» YOUR TASK
Below are the records; copy each line in which "unap" can be found.

Source records

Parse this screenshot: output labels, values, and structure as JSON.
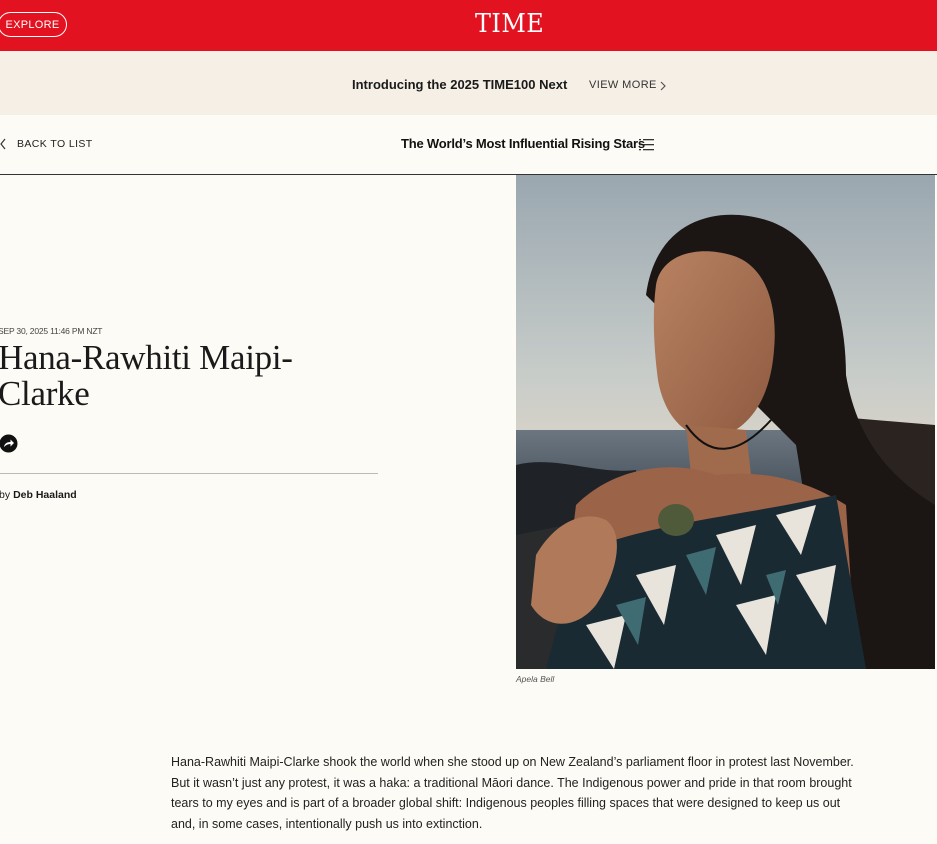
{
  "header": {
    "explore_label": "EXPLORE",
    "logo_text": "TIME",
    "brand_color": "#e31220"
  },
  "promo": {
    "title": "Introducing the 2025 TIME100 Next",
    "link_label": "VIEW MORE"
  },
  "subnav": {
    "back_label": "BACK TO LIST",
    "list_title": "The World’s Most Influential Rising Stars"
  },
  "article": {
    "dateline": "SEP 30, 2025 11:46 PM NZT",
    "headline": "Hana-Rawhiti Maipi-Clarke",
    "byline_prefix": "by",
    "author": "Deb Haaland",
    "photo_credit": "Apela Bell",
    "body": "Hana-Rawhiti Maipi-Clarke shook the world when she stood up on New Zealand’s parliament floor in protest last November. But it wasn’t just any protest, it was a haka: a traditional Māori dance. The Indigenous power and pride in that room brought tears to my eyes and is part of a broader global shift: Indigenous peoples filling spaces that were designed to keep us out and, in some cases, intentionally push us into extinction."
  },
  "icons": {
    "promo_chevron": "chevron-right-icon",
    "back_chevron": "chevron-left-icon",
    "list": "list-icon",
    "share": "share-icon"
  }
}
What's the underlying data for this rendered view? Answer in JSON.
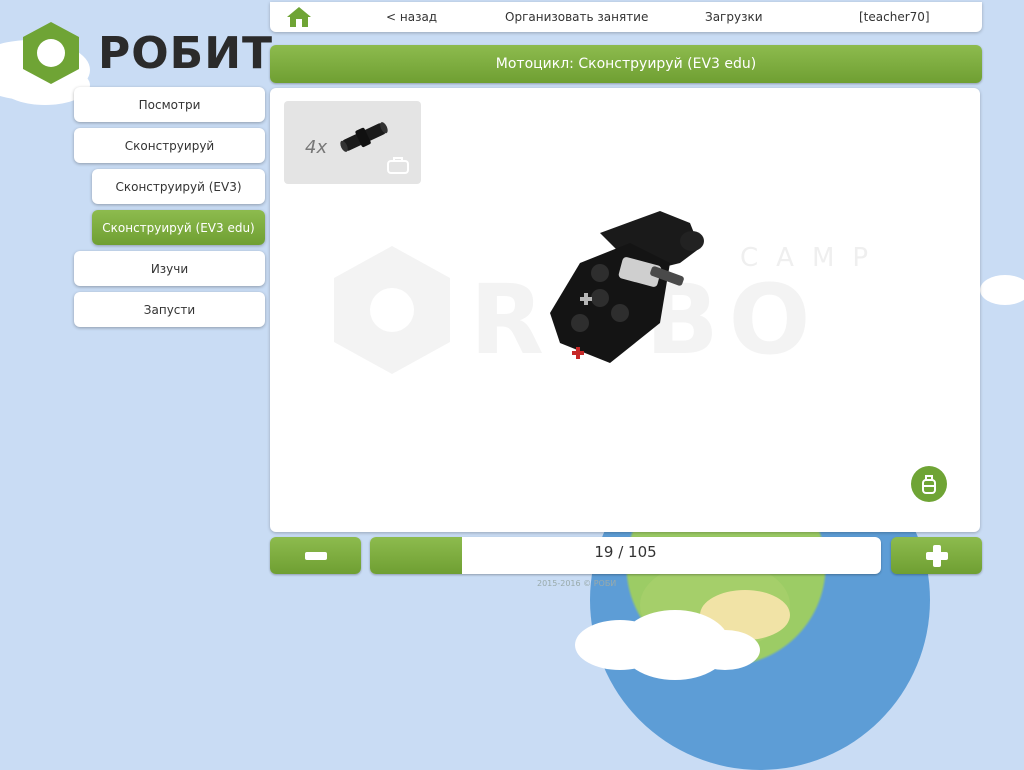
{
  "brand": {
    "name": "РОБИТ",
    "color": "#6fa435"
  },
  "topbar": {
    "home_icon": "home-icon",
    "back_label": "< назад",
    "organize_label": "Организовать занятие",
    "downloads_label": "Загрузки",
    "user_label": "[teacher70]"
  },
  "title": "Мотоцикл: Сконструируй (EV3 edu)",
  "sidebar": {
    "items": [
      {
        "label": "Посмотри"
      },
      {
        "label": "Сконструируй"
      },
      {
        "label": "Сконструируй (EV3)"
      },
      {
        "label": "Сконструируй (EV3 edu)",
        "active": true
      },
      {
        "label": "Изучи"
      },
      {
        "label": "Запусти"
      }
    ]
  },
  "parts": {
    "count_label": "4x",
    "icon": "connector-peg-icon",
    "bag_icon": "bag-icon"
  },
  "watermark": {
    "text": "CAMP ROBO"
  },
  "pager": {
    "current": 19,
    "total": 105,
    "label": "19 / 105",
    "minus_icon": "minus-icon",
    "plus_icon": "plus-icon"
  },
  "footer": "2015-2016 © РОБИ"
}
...
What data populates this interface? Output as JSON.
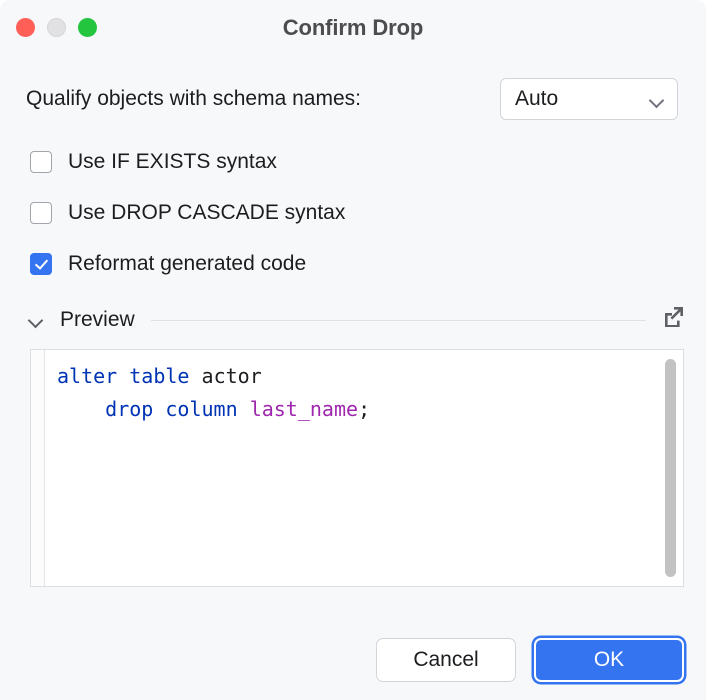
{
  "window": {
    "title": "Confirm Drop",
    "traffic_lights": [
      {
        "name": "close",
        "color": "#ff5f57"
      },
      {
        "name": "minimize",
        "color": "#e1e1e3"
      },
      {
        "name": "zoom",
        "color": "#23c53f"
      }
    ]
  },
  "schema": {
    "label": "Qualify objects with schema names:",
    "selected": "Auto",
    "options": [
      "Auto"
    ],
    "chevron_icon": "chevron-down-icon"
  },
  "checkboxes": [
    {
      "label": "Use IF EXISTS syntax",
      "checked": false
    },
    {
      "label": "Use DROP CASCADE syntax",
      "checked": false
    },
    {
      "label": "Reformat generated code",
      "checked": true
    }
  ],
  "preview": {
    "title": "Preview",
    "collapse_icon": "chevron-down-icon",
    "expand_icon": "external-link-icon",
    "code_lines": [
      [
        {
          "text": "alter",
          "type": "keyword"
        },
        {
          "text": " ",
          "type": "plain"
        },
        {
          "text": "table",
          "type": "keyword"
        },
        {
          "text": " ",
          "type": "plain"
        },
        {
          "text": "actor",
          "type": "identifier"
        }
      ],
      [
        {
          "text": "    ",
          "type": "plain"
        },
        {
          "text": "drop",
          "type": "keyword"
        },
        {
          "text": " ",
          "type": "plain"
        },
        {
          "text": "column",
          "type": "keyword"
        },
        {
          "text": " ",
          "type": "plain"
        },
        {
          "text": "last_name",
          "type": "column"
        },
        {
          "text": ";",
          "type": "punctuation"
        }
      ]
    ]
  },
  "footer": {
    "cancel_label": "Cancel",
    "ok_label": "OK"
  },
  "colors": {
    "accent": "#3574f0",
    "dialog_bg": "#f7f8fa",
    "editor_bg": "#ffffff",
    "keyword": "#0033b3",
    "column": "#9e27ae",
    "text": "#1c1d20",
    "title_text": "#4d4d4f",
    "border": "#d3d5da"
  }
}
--
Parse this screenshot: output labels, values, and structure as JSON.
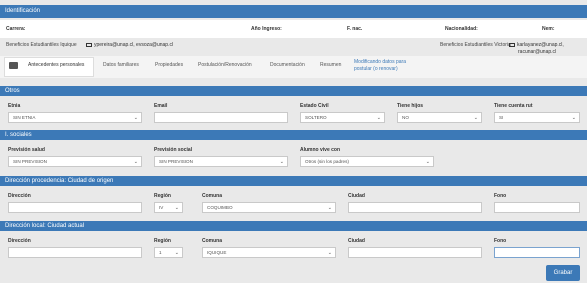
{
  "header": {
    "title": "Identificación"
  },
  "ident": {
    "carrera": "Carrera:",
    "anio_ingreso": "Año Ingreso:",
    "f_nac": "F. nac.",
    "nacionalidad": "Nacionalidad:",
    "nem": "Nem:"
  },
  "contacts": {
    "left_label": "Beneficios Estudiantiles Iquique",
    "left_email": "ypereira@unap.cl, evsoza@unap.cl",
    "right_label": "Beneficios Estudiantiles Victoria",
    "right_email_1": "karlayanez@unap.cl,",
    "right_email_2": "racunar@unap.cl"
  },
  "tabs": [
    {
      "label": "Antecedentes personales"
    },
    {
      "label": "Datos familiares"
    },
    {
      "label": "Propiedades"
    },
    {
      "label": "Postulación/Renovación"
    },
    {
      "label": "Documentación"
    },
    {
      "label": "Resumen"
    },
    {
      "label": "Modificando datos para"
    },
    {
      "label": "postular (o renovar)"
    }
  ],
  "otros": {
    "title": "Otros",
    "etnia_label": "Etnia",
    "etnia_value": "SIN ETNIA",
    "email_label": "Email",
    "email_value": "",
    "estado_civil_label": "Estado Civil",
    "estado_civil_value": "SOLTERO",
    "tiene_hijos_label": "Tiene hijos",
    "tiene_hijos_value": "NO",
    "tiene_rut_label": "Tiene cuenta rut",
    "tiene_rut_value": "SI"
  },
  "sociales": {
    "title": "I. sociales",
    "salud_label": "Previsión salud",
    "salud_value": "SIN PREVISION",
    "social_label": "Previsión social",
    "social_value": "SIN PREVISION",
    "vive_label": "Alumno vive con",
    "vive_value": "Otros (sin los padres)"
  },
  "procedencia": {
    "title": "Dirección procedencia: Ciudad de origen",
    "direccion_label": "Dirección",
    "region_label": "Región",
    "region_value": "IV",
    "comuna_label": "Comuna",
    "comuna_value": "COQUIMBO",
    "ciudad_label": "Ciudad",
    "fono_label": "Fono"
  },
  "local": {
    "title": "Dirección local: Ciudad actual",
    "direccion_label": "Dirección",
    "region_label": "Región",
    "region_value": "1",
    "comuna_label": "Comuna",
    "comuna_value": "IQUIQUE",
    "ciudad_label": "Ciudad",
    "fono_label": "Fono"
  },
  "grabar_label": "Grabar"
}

» ANSWER BELOW
    "left_email": "ypereira@unap.cl, evsoza@unap.cl",
    "right_email_1": "karlayanez@unap.cl,",
    "right_email_2": "racunar@unap.cl"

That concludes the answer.